**Work required**
Every entry below needs to be printed again exactly, with its pictures left out.

--- Available data ---

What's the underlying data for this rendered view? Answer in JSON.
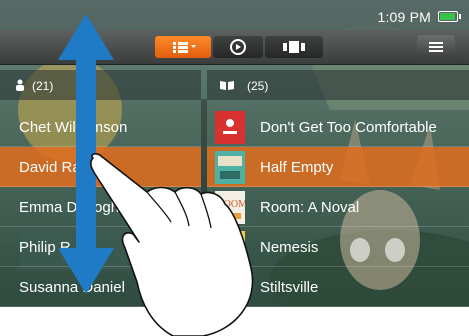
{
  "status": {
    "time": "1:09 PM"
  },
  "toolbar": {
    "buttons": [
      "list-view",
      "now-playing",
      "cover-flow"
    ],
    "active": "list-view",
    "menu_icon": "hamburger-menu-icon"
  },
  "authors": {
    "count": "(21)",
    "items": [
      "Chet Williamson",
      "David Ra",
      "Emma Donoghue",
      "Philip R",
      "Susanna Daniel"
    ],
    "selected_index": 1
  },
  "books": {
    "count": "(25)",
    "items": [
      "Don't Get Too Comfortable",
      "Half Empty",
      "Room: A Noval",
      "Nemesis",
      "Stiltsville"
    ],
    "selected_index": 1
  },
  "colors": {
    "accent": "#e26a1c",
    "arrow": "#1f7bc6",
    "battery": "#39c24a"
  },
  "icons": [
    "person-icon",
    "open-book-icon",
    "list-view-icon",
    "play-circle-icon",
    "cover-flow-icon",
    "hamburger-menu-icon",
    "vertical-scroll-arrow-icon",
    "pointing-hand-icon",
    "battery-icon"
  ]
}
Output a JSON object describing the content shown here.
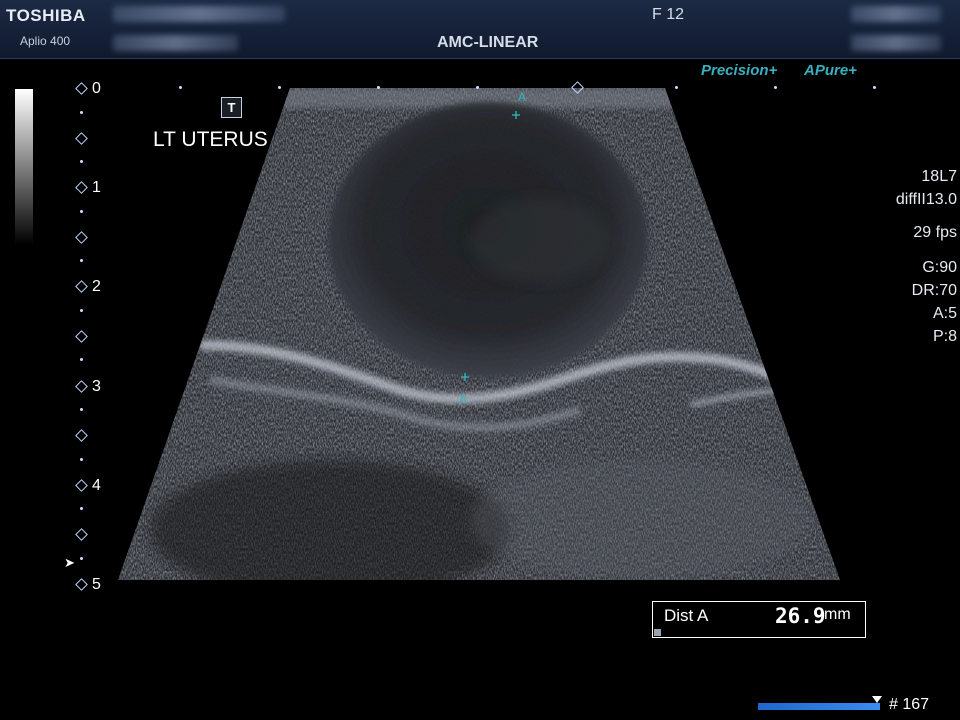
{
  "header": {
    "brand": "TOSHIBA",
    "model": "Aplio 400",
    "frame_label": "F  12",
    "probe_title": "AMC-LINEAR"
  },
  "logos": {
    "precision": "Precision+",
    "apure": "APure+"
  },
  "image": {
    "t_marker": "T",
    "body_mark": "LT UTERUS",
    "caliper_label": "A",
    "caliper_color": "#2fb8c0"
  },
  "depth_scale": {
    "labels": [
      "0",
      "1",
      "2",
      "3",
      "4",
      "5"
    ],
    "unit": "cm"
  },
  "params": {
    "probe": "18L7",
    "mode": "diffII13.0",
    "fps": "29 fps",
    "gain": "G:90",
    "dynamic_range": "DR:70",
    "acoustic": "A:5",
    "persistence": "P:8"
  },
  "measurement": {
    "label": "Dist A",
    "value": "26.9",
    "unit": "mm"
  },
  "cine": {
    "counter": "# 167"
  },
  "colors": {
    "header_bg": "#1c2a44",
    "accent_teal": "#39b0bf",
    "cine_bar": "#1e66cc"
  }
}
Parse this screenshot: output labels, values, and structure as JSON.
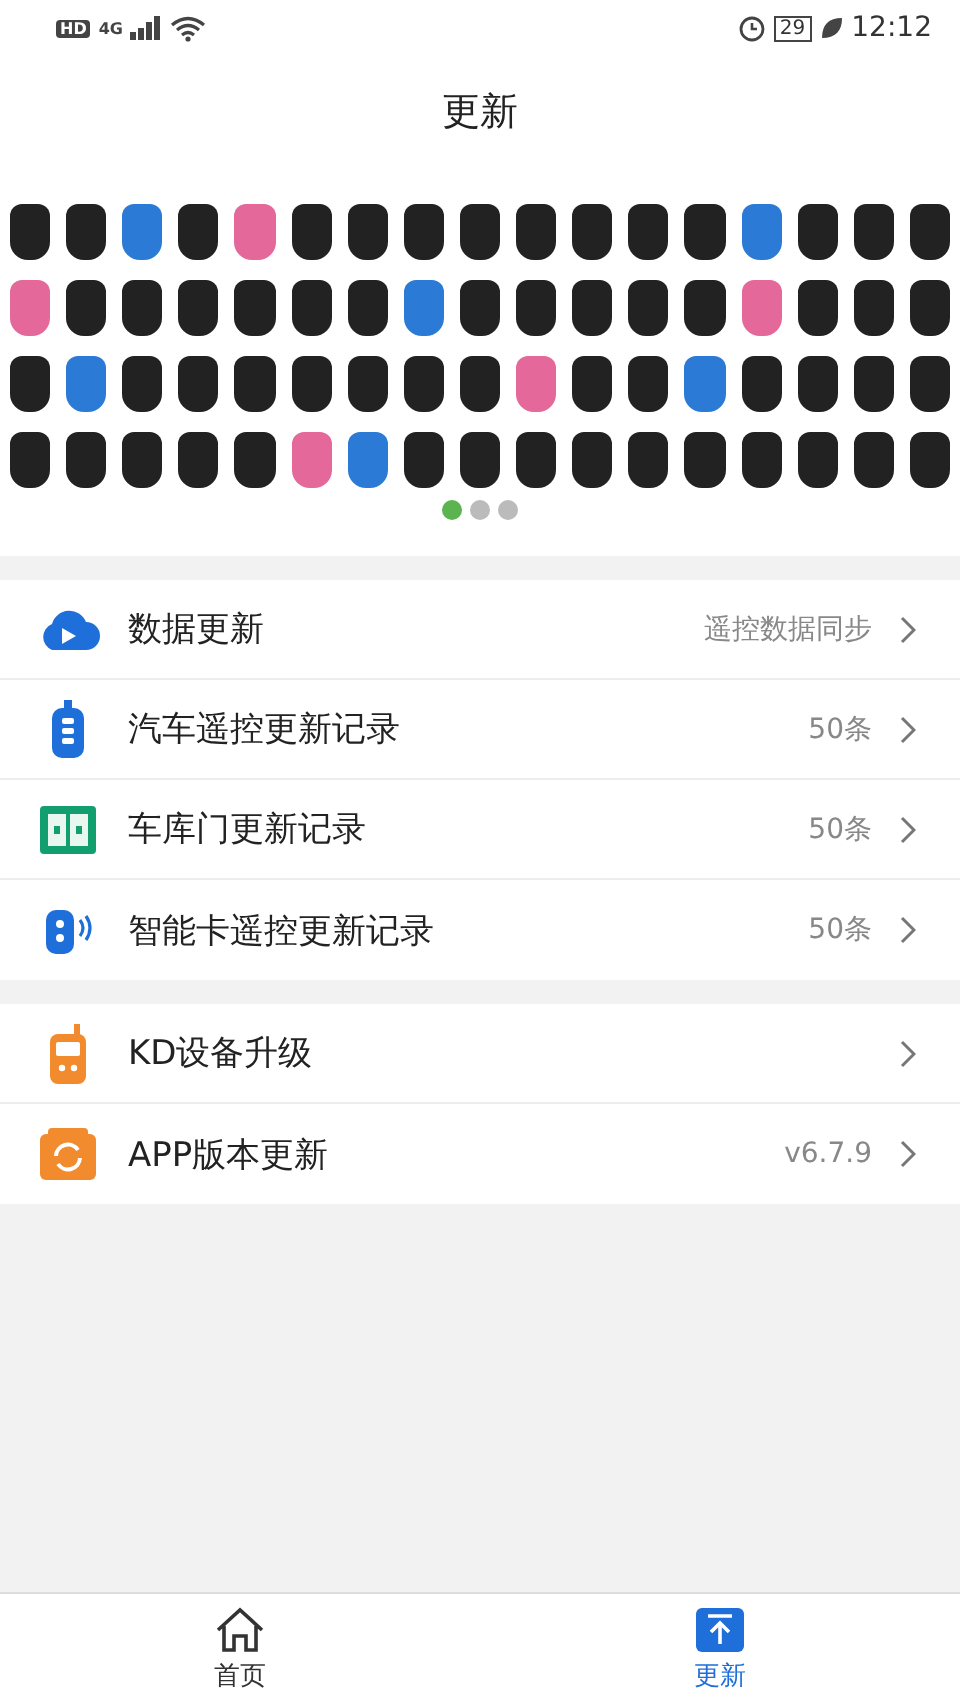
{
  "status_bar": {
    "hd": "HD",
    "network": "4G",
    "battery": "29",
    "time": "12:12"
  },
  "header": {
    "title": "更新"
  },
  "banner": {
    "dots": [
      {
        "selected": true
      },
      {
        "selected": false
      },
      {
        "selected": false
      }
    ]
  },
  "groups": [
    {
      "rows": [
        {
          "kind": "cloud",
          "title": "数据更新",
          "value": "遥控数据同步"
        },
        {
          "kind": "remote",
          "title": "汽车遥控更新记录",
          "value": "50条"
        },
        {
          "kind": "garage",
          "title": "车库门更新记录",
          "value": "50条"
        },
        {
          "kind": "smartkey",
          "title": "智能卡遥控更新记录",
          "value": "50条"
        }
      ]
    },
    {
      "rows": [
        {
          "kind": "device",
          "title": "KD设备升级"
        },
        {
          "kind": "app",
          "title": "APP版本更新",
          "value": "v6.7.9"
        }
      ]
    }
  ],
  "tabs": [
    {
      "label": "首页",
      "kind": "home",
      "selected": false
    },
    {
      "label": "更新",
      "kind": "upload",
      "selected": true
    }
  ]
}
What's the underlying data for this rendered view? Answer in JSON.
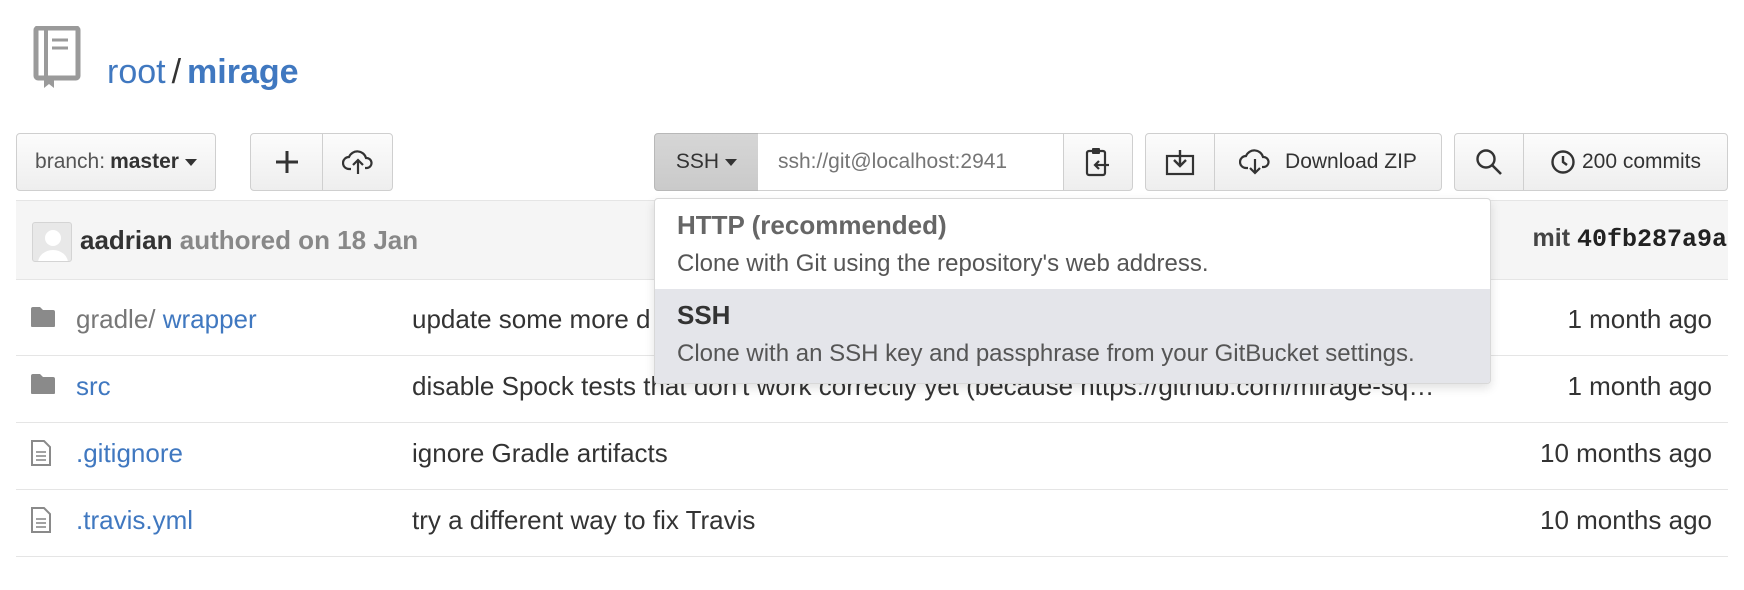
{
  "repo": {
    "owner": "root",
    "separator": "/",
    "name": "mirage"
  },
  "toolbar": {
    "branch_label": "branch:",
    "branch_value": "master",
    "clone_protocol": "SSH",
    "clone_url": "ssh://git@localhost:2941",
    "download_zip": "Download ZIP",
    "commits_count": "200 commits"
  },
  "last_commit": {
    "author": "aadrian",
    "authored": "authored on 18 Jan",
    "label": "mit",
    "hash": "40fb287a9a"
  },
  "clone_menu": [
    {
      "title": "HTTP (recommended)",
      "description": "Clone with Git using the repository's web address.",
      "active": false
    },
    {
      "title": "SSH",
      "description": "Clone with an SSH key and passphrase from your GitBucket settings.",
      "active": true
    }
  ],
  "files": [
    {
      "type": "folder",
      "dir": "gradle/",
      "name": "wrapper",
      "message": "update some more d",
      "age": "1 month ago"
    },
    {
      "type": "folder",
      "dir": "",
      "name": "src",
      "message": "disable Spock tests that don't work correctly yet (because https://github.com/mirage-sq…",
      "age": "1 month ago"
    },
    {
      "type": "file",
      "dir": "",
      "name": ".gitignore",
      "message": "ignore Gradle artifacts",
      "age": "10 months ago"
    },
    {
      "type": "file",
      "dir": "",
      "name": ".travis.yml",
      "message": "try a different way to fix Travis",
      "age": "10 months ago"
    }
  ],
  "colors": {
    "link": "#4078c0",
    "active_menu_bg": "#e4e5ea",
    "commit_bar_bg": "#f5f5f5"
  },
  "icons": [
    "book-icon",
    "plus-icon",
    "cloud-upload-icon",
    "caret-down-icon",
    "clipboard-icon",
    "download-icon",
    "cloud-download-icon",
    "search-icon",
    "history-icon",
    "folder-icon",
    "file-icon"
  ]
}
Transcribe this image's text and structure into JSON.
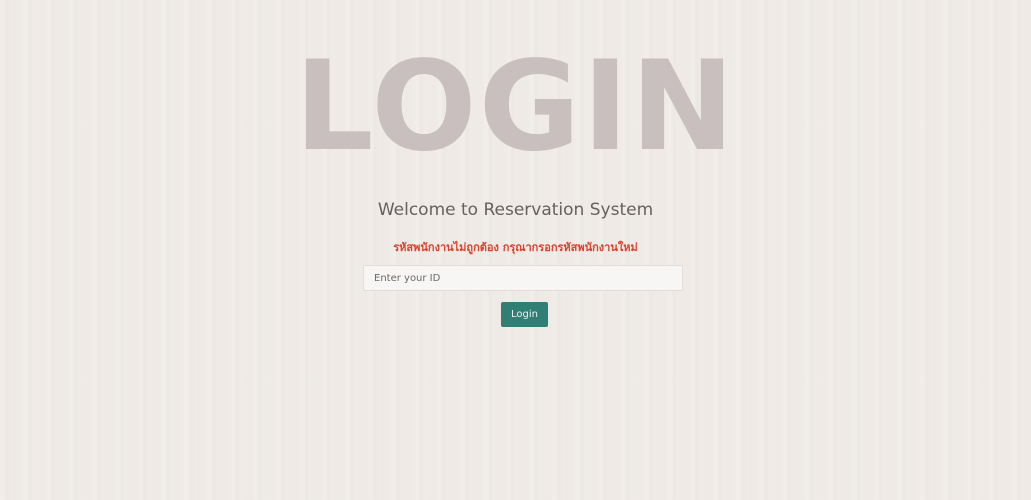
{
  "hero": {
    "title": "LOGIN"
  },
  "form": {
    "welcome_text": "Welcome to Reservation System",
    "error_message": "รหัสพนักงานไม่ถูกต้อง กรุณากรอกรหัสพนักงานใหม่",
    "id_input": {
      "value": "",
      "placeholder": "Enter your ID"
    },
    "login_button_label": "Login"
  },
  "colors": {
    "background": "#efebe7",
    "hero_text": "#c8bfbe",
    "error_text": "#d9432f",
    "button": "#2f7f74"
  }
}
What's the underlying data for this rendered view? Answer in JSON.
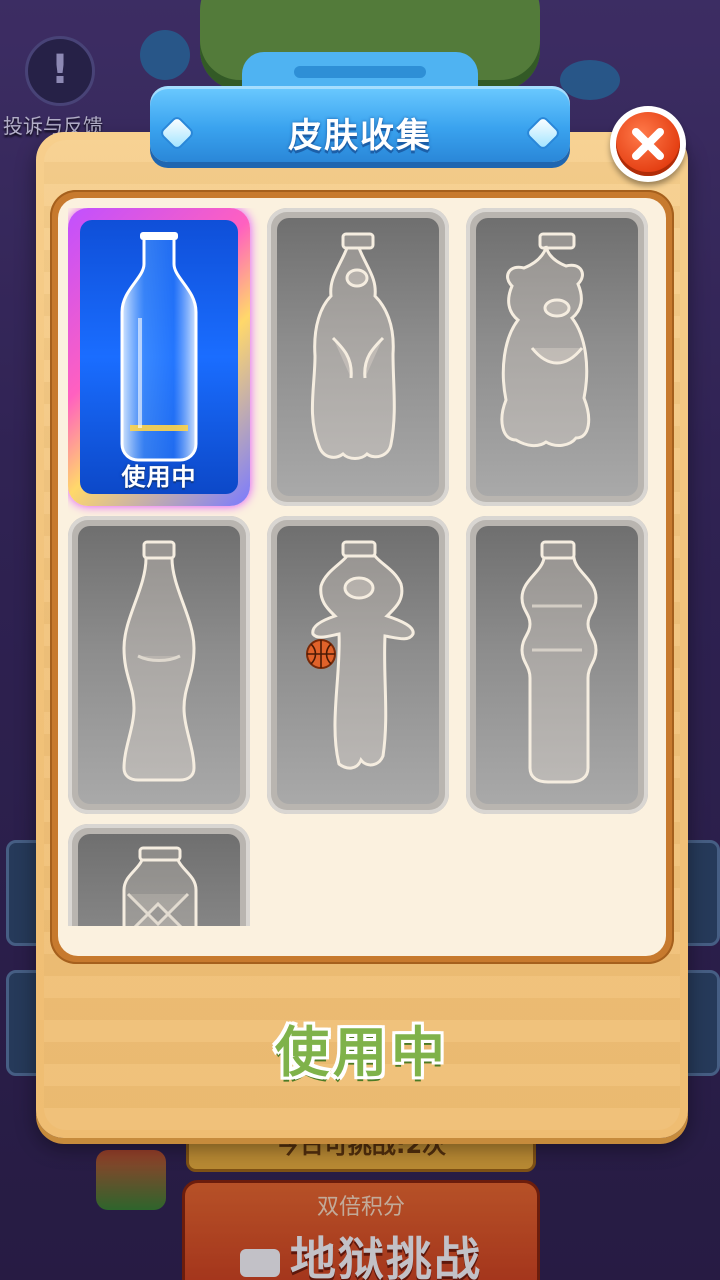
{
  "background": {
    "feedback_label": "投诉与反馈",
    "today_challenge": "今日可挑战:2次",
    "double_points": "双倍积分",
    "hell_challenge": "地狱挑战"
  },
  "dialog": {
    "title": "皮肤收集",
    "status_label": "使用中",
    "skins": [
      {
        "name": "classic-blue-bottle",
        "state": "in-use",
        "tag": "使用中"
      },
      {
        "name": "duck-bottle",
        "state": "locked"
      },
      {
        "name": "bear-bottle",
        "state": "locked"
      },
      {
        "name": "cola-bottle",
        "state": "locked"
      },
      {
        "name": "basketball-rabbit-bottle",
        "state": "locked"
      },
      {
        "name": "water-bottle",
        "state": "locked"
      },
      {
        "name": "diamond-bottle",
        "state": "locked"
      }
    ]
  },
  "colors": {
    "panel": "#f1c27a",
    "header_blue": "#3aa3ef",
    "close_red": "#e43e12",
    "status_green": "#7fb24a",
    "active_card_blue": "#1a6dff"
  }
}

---

**Answer to this exercise**
What's the underlying data for this rendered view? Answer in JSON.
{
  "status": {
    "time": "1:09 PM"
  },
  "toolbar": {
    "buttons": [
      "list-view",
      "now-playing",
      "cover-flow"
    ],
    "active": "list-view",
    "menu_icon": "hamburger-menu-icon"
  },
  "authors": {
    "count": "(21)",
    "items": [
      "Chet Williamson",
      "David Ra",
      "Emma Donoghue",
      "Philip R",
      "Susanna Daniel"
    ],
    "selected_index": 1
  },
  "books": {
    "count": "(25)",
    "items": [
      "Don't Get Too Comfortable",
      "Half Empty",
      "Room: A Noval",
      "Nemesis",
      "Stiltsville"
    ],
    "selected_index": 1
  },
  "colors": {
    "accent": "#e26a1c",
    "arrow": "#1f7bc6",
    "battery": "#39c24a"
  },
  "icons": [
    "person-icon",
    "open-book-icon",
    "list-view-icon",
    "play-circle-icon",
    "cover-flow-icon",
    "hamburger-menu-icon",
    "vertical-scroll-arrow-icon",
    "pointing-hand-icon",
    "battery-icon"
  ]
}
Output a JSON object describing the content shown here.
{
  "header": {
    "brand": "TOSHIBA",
    "model": "Aplio 400",
    "frame_label": "F  12",
    "probe_title": "AMC-LINEAR"
  },
  "logos": {
    "precision": "Precision+",
    "apure": "APure+"
  },
  "image": {
    "t_marker": "T",
    "body_mark": "LT UTERUS",
    "caliper_label": "A",
    "caliper_color": "#2fb8c0"
  },
  "depth_scale": {
    "labels": [
      "0",
      "1",
      "2",
      "3",
      "4",
      "5"
    ],
    "unit": "cm"
  },
  "params": {
    "probe": "18L7",
    "mode": "diffII13.0",
    "fps": "29 fps",
    "gain": "G:90",
    "dynamic_range": "DR:70",
    "acoustic": "A:5",
    "persistence": "P:8"
  },
  "measurement": {
    "label": "Dist A",
    "value": "26.9",
    "unit": "mm"
  },
  "cine": {
    "counter": "# 167"
  },
  "colors": {
    "header_bg": "#1c2a44",
    "accent_teal": "#39b0bf",
    "cine_bar": "#1e66cc"
  }
}
Parse this screenshot: output labels, values, and structure as JSON.
{
  "status_bar": {
    "hd": "HD",
    "network": "4G",
    "battery": "29",
    "time": "12:12"
  },
  "header": {
    "title": "更新"
  },
  "banner": {
    "dots": [
      {
        "selected": true
      },
      {
        "selected": false
      },
      {
        "selected": false
      }
    ]
  },
  "groups": [
    {
      "rows": [
        {
          "kind": "cloud",
          "title": "数据更新",
          "value": "遥控数据同步"
        },
        {
          "kind": "remote",
          "title": "汽车遥控更新记录",
          "value": "50条"
        },
        {
          "kind": "garage",
          "title": "车库门更新记录",
          "value": "50条"
        },
        {
          "kind": "smartkey",
          "title": "智能卡遥控更新记录",
          "value": "50条"
        }
      ]
    },
    {
      "rows": [
        {
          "kind": "device",
          "title": "KD设备升级"
        },
        {
          "kind": "app",
          "title": "APP版本更新",
          "value": "v6.7.9"
        }
      ]
    }
  ],
  "tabs": [
    {
      "label": "首页",
      "kind": "home",
      "selected": false
    },
    {
      "label": "更新",
      "kind": "upload",
      "selected": true
    }
  ]
}
What's the underlying data for this rendered view? Answer in JSON.
{
  "repo": {
    "owner": "root",
    "separator": "/",
    "name": "mirage"
  },
  "toolbar": {
    "branch_label": "branch:",
    "branch_value": "master",
    "clone_protocol": "SSH",
    "clone_url": "ssh://git@localhost:2941",
    "download_zip": "Download ZIP",
    "commits_count": "200 commits"
  },
  "last_commit": {
    "author": "aadrian",
    "authored": "authored on 18 Jan",
    "label": "mit",
    "hash": "40fb287a9a"
  },
  "clone_menu": [
    {
      "title": "HTTP (recommended)",
      "description": "Clone with Git using the repository's web address.",
      "active": false
    },
    {
      "title": "SSH",
      "description": "Clone with an SSH key and passphrase from your GitBucket settings.",
      "active": true
    }
  ],
  "files": [
    {
      "type": "folder",
      "dir": "gradle/",
      "name": "wrapper",
      "message": "update some more d",
      "age": "1 month ago"
    },
    {
      "type": "folder",
      "dir": "",
      "name": "src",
      "message": "disable Spock tests that don't work correctly yet (because https://github.com/mirage-sq…",
      "age": "1 month ago"
    },
    {
      "type": "file",
      "dir": "",
      "name": ".gitignore",
      "message": "ignore Gradle artifacts",
      "age": "10 months ago"
    },
    {
      "type": "file",
      "dir": "",
      "name": ".travis.yml",
      "message": "try a different way to fix Travis",
      "age": "10 months ago"
    }
  ],
  "colors": {
    "link": "#4078c0",
    "active_menu_bg": "#e4e5ea",
    "commit_bar_bg": "#f5f5f5"
  },
  "icons": [
    "book-icon",
    "plus-icon",
    "cloud-upload-icon",
    "caret-down-icon",
    "clipboard-icon",
    "download-icon",
    "cloud-download-icon",
    "search-icon",
    "history-icon",
    "folder-icon",
    "file-icon"
  ]
}
Transcribe this image's text and structure into JSON.
{
  "hero": {
    "title": "LOGIN"
  },
  "form": {
    "welcome_text": "Welcome to Reservation System",
    "error_message": "รหัสพนักงานไม่ถูกต้อง กรุณากรอกรหัสพนักงานใหม่",
    "id_input": {
      "value": "",
      "placeholder": "Enter your ID"
    },
    "login_button_label": "Login"
  },
  "colors": {
    "background": "#efebe7",
    "hero_text": "#c8bfbe",
    "error_text": "#d9432f",
    "button": "#2f7f74"
  }
}
What's the underlying data for this rendered view? Answer in JSON.
{
  "background": {
    "feedback_label": "投诉与反馈",
    "today_challenge": "今日可挑战:2次",
    "double_points": "双倍积分",
    "hell_challenge": "地狱挑战"
  },
  "dialog": {
    "title": "皮肤收集",
    "status_label": "使用中",
    "skins": [
      {
        "name": "classic-blue-bottle",
        "state": "in-use",
        "tag": "使用中"
      },
      {
        "name": "duck-bottle",
        "state": "locked"
      },
      {
        "name": "bear-bottle",
        "state": "locked"
      },
      {
        "name": "cola-bottle",
        "state": "locked"
      },
      {
        "name": "basketball-rabbit-bottle",
        "state": "locked"
      },
      {
        "name": "water-bottle",
        "state": "locked"
      },
      {
        "name": "diamond-bottle",
        "state": "locked"
      }
    ]
  },
  "colors": {
    "panel": "#f1c27a",
    "header_blue": "#3aa3ef",
    "close_red": "#e43e12",
    "status_green": "#7fb24a",
    "active_card_blue": "#1a6dff"
  }
}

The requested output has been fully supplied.